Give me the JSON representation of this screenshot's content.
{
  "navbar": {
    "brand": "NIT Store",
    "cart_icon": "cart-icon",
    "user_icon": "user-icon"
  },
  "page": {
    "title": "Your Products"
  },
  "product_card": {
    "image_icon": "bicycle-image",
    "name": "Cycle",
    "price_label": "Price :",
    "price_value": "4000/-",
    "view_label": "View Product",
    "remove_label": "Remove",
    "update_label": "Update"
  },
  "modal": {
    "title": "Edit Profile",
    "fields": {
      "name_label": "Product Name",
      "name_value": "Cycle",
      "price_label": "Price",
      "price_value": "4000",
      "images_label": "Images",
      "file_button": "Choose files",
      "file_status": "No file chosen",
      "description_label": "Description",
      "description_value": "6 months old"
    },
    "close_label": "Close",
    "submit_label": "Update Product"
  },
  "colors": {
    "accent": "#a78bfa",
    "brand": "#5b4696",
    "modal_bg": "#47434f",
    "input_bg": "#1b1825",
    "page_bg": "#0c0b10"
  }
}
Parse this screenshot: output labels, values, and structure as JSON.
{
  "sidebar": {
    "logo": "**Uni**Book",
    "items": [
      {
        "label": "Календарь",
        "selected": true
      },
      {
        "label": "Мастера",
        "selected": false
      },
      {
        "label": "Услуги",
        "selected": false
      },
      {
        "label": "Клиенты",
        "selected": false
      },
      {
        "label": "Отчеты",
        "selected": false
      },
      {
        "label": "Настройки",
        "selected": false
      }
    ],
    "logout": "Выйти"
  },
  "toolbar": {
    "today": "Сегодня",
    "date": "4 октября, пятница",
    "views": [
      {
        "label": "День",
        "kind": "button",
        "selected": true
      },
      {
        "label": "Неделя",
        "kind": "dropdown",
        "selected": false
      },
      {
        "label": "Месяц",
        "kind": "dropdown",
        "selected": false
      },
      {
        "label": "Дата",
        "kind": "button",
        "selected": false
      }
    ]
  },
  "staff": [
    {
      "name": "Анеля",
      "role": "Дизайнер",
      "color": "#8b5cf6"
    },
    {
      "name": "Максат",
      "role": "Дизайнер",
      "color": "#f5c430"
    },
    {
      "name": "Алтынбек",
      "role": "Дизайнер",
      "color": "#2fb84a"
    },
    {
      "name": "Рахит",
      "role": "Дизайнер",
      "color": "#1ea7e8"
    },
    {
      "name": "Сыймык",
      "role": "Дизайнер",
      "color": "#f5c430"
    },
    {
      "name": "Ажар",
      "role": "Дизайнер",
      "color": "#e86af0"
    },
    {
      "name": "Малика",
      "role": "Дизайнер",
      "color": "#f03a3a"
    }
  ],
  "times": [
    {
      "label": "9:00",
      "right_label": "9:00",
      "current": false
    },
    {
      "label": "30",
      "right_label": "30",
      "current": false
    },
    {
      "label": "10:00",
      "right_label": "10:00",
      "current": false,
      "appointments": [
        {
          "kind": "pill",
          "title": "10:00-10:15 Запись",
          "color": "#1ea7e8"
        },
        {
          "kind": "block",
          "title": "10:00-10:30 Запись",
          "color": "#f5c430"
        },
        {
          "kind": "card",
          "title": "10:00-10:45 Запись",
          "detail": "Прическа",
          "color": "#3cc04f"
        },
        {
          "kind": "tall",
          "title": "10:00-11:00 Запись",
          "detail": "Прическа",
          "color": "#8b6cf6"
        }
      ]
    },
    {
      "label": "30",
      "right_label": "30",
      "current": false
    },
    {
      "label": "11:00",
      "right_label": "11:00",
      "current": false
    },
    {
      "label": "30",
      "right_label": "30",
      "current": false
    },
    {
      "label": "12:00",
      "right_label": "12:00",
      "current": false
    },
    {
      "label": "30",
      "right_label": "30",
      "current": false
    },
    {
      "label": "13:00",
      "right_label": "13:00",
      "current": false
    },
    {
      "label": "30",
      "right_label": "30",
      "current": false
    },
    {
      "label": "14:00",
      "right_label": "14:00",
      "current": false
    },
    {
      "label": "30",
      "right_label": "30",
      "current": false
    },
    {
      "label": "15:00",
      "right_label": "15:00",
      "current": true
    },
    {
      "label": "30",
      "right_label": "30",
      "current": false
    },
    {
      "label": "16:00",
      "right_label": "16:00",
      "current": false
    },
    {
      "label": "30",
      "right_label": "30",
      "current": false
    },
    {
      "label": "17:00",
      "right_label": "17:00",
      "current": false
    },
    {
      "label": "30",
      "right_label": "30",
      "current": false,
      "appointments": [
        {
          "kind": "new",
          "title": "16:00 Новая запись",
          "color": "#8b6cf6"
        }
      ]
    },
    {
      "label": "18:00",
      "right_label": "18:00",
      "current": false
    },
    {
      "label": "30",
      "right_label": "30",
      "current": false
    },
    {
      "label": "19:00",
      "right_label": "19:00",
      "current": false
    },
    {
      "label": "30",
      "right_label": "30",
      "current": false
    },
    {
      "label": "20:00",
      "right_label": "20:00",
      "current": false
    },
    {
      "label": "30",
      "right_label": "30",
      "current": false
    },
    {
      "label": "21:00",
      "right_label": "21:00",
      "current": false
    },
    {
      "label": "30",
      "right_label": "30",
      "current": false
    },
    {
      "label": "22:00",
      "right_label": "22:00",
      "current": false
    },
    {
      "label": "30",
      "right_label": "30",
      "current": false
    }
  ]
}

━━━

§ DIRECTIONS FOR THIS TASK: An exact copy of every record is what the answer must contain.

§ RESPONSE FOR THIS EXERCISE:
Give me the JSON representation of this screenshot's content.
{
  "navbar": {
    "brand": "NIT Store",
    "cart_icon": "cart-icon",
    "user_icon": "user-icon"
  },
  "page": {
    "title": "Your Products"
  },
  "product_card": {
    "image_icon": "bicycle-image",
    "name": "Cycle",
    "price_label": "Price :",
    "price_value": "4000/-",
    "view_label": "View Product",
    "remove_label": "Remove",
    "update_label": "Update"
  },
  "modal": {
    "title": "Edit Profile",
    "fields": {
      "name_label": "Product Name",
      "name_value": "Cycle",
      "price_label": "Price",
      "price_value": "4000",
      "images_label": "Images",
      "file_button": "Choose files",
      "file_status": "No file chosen",
      "description_label": "Description",
      "description_value": "6 months old"
    },
    "close_label": "Close",
    "submit_label": "Update Product"
  },
  "colors": {
    "accent": "#a78bfa",
    "brand": "#5b4696",
    "modal_bg": "#47434f",
    "input_bg": "#1b1825",
    "page_bg": "#0c0b10"
  }
}
Parse this screenshot: output labels, values, and structure as JSON.
{
  "sidebar": {
    "logo": "**Uni**Book",
    "items": [
      {
        "label": "Календарь",
        "selected": true
      },
      {
        "label": "Мастера",
        "selected": false
      },
      {
        "label": "Услуги",
        "selected": false
      },
      {
        "label": "Клиенты",
        "selected": false
      },
      {
        "label": "Отчеты",
        "selected": false
      },
      {
        "label": "Настройки",
        "selected": false
      }
    ],
    "logout": "Выйти"
  },
  "toolbar": {
    "today": "Сегодня",
    "date": "4 октября, пятница",
    "views": [
      {
        "label": "День",
        "kind": "button",
        "selected": true
      },
      {
        "label": "Неделя",
        "kind": "dropdown",
        "selected": false
      },
      {
        "label": "Месяц",
        "kind": "dropdown",
        "selected": false
      },
      {
        "label": "Дата",
        "kind": "button",
        "selected": false
      }
    ]
  },
  "staff": [
    {
      "name": "Анеля",
      "role": "Дизайнер",
      "color": "#8b5cf6"
    },
    {
      "name": "Максат",
      "role": "Дизайнер",
      "color": "#f5c430"
    },
    {
      "name": "Алтынбек",
      "role": "Дизайнер",
      "color": "#2fb84a"
    },
    {
      "name": "Рахит",
      "role": "Дизайнер",
      "color": "#1ea7e8"
    },
    {
      "name": "Сыймык",
      "role": "Дизайнер",
      "color": "#f5c430"
    },
    {
      "name": "Ажар",
      "role": "Дизайнер",
      "color": "#e86af0"
    },
    {
      "name": "Малика",
      "role": "Дизайнер",
      "color": "#f03a3a"
    }
  ],
  "times": [
    {
      "label": "9:00",
      "right_label": "9:00",
      "current": false
    },
    {
      "label": "30",
      "right_label": "30",
      "current": false
    },
    {
      "label": "10:00",
      "right_label": "10:00",
      "current": false,
      "appointments": [
        {
          "kind": "pill",
          "title": "10:00-10:15 Запись",
          "color": "#1ea7e8"
        },
        {
          "kind": "block",
          "title": "10:00-10:30 Запись",
          "color": "#f5c430"
        },
        {
          "kind": "card",
          "title": "10:00-10:45 Запись",
          "detail": "Прическа",
          "color": "#3cc04f"
        },
        {
          "kind": "tall",
          "title": "10:00-11:00 Запись",
          "detail": "Прическа",
          "color": "#8b6cf6"
        }
      ]
    },
    {
      "label": "30",
      "right_label": "30",
      "current": false
    },
    {
      "label": "11:00",
      "right_label": "11:00",
      "current": false
    },
    {
      "label": "30",
      "right_label": "30",
      "current": false
    },
    {
      "label": "12:00",
      "right_label": "12:00",
      "current": false
    },
    {
      "label": "30",
      "right_label": "30",
      "current": false
    },
    {
      "label": "13:00",
      "right_label": "13:00",
      "current": false
    },
    {
      "label": "30",
      "right_label": "30",
      "current": false
    },
    {
      "label": "14:00",
      "right_label": "14:00",
      "current": false
    },
    {
      "label": "30",
      "right_label": "30",
      "current": false
    },
    {
      "label": "15:00",
      "right_label": "15:00",
      "current": true
    },
    {
      "label": "30",
      "right_label": "30",
      "current": false
    },
    {
      "label": "16:00",
      "right_label": "16:00",
      "current": false
    },
    {
      "label": "30",
      "right_label": "30",
      "current": false
    },
    {
      "label": "17:00",
      "right_label": "17:00",
      "current": false
    },
    {
      "label": "30",
      "right_label": "30",
      "current": false,
      "appointments": [
        {
          "kind": "new",
          "title": "16:00 Новая запись",
          "color": "#8b6cf6"
        }
      ]
    },
    {
      "label": "18:00",
      "right_label": "18:00",
      "current": false
    },
    {
      "label": "30",
      "right_label": "30",
      "current": false
    },
    {
      "label": "19:00",
      "right_label": "19:00",
      "current": false
    },
    {
      "label": "30",
      "right_label": "30",
      "current": false
    },
    {
      "label": "20:00",
      "right_label": "20:00",
      "current": false
    },
    {
      "label": "30",
      "right_label": "30",
      "current": false
    },
    {
      "label": "21:00",
      "right_label": "21:00",
      "current": false
    },
    {
      "label": "30",
      "right_label": "30",
      "current": false
    },
    {
      "label": "22:00",
      "right_label": "22:00",
      "current": false
    },
    {
      "label": "30",
      "right_label": "30",
      "current": false
    }
  ]
}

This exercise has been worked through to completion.